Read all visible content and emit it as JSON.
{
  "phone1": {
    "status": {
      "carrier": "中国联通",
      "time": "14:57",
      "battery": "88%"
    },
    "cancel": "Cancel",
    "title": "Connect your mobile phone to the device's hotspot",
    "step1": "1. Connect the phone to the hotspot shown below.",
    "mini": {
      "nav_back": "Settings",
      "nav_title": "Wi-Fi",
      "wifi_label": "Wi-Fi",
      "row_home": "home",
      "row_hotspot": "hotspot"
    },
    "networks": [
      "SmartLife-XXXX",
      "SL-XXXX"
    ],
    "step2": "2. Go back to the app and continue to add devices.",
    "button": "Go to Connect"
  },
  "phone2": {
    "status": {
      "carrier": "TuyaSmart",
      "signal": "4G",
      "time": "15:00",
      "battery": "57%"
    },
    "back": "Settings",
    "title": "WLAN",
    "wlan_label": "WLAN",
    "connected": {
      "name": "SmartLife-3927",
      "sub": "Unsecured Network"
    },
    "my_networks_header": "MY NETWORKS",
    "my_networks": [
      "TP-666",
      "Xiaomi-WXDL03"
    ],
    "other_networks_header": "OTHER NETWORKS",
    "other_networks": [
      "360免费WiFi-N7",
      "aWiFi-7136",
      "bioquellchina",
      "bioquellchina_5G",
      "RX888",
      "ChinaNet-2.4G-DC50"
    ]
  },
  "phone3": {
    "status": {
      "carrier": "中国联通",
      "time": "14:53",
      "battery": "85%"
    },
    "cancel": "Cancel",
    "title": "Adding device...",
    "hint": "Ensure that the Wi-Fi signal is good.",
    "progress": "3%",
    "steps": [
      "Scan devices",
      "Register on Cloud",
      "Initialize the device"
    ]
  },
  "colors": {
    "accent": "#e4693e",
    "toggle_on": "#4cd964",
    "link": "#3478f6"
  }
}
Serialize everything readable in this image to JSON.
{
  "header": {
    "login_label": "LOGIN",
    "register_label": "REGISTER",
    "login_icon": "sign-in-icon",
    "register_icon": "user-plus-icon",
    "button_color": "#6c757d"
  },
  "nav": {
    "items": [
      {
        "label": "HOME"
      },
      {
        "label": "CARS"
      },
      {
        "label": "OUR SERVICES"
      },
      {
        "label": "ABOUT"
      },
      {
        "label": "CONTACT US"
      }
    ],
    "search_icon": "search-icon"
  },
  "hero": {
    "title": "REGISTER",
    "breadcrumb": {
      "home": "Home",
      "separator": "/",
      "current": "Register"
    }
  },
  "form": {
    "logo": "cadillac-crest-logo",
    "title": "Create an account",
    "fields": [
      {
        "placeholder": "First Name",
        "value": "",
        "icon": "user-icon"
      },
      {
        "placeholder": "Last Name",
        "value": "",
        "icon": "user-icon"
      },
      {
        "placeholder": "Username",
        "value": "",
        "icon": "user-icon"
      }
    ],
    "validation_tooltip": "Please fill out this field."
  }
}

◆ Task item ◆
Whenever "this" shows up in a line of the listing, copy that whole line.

◆ Exercise answer ◆
Serialize everything readable in this image to JSON.
    "validation_tooltip": "Please fill out this field."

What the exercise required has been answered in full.